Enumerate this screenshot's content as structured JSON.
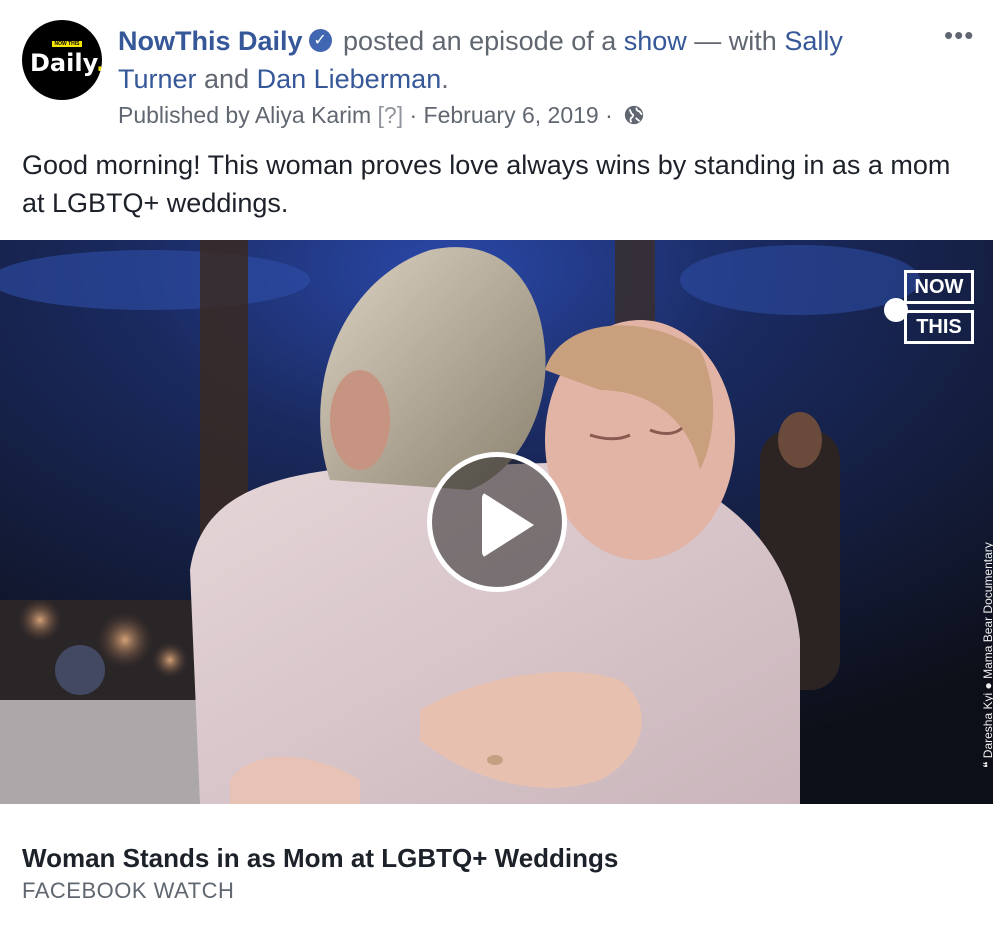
{
  "post": {
    "avatar_small_text": "NOW THIS",
    "avatar_text": "Daily",
    "avatar_dot": ".",
    "page_name": "NowThis Daily",
    "verified_mark": "✓",
    "action_text": " posted an episode of a ",
    "show_link": "show",
    "with_text": " — with ",
    "person1": "Sally Turner",
    "and_text": " and ",
    "person2": "Dan Lieberman",
    "period": ".",
    "published_by": "Published by Aliya Karim",
    "help_mark": " [?]",
    "date": " · February 6, 2019 ·",
    "privacy_icon": "globe-icon",
    "more_label": "•••",
    "caption": "Good morning! This woman proves love always wins by standing in as a mom at LGBTQ+ weddings."
  },
  "video": {
    "logo_now": "NOW",
    "logo_this": "THIS",
    "credit": "❝ Daresha Kyi  ● Mama Bear Documentary",
    "play_icon": "play-icon"
  },
  "link": {
    "title": "Woman Stands in as Mom at LGBTQ+ Weddings",
    "source": "FACEBOOK WATCH"
  },
  "colors": {
    "link_blue": "#365899",
    "meta_gray": "#616770",
    "verified_blue": "#4267b2",
    "brand_yellow": "#f7e600"
  }
}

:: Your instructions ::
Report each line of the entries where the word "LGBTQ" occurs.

:: Worked solution ::
    "caption": "Good morning! This woman proves love always wins by standing in as a mom at LGBTQ+ weddings."
    "title": "Woman Stands in as Mom at LGBTQ+ Weddings",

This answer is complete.